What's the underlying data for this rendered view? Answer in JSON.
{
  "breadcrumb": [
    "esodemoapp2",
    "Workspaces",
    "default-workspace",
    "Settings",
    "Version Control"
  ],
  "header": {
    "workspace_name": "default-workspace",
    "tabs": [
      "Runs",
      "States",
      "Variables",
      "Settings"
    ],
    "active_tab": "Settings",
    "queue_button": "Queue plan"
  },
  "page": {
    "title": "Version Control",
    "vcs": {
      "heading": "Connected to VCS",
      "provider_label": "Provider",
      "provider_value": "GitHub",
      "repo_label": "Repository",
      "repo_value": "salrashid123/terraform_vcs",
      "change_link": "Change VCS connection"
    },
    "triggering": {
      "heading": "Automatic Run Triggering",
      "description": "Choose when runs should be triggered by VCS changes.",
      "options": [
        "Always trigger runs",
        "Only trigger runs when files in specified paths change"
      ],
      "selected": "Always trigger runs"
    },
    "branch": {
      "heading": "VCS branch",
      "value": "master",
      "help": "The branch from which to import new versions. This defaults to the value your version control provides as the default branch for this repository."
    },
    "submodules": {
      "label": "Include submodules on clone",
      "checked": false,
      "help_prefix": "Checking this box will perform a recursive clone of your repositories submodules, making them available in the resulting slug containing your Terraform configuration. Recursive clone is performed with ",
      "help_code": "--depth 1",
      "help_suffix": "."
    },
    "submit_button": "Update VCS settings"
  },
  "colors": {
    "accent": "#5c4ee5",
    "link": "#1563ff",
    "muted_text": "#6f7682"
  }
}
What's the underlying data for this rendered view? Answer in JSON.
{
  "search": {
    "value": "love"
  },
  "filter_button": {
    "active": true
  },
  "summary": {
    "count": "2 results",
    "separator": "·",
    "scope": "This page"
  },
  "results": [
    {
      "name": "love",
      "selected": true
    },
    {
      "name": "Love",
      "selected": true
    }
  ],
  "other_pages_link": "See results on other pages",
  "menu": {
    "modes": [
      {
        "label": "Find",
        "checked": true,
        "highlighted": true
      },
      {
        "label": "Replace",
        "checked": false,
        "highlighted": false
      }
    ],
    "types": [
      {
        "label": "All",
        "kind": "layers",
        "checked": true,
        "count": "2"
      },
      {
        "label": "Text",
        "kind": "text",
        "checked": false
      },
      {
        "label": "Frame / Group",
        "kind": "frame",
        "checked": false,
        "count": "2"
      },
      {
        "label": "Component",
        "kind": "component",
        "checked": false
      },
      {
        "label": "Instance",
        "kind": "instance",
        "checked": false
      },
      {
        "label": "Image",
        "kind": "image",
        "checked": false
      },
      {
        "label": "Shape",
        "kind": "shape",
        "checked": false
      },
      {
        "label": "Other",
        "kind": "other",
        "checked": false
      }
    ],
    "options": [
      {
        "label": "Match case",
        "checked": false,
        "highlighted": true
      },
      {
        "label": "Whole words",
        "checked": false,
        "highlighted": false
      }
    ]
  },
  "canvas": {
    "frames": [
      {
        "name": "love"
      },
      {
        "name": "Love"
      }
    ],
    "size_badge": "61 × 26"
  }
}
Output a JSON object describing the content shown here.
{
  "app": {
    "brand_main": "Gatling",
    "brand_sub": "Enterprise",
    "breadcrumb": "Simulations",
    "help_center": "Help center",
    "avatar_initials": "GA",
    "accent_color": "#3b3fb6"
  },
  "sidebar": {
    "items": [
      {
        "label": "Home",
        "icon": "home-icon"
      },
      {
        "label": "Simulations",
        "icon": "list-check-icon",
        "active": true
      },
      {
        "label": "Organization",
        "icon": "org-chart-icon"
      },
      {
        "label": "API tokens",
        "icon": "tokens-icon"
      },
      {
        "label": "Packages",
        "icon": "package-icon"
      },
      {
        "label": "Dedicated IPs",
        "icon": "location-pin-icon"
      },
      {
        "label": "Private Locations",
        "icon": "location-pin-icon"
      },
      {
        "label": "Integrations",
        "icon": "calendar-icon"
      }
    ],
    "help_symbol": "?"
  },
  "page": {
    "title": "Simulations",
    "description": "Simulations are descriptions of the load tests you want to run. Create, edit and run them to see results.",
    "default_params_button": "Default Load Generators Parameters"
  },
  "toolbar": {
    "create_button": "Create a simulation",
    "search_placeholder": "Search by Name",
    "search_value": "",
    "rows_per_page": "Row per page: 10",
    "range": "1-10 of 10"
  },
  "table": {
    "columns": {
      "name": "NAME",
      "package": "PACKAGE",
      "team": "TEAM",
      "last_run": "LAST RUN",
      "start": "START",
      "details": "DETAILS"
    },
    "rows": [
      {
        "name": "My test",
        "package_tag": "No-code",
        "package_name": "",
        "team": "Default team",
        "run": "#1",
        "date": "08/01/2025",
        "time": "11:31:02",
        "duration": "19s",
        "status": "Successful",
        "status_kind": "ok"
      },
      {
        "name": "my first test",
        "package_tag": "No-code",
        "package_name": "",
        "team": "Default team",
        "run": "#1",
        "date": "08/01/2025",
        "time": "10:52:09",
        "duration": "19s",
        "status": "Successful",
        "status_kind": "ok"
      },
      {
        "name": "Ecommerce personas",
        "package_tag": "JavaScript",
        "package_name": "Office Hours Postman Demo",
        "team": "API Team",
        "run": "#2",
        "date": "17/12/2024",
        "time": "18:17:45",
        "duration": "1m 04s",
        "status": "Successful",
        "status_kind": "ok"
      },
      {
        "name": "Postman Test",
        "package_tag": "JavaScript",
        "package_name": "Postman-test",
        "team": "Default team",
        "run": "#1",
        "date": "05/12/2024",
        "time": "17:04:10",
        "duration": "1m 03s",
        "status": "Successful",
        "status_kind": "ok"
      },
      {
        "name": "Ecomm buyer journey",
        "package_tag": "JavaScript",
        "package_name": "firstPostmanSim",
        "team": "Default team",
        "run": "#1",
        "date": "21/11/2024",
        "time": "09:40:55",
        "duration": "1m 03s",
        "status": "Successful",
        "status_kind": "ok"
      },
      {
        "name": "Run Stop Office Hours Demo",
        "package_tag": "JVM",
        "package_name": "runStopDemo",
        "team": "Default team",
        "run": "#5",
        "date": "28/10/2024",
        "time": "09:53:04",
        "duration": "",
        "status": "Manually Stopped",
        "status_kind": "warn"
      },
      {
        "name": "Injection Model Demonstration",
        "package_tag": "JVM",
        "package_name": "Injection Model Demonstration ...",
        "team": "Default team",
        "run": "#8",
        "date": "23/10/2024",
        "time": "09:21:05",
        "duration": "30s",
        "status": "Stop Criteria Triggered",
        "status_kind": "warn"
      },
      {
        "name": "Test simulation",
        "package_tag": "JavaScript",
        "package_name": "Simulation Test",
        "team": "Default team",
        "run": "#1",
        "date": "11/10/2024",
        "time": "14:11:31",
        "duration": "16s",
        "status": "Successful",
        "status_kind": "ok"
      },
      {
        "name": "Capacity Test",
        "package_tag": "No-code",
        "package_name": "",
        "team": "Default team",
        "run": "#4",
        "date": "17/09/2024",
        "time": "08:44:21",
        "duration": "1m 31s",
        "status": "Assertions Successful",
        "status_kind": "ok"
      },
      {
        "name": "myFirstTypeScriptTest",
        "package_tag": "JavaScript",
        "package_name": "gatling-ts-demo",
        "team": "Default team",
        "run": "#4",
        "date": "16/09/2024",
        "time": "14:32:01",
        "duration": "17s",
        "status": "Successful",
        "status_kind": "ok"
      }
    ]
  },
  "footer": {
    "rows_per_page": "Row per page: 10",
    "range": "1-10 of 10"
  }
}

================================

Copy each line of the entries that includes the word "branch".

Solution for this problem>
    "branch": {
      "heading": "VCS branch",
      "help": "The branch from which to import new versions. This defaults to the value your version control provides as the default branch for this repository."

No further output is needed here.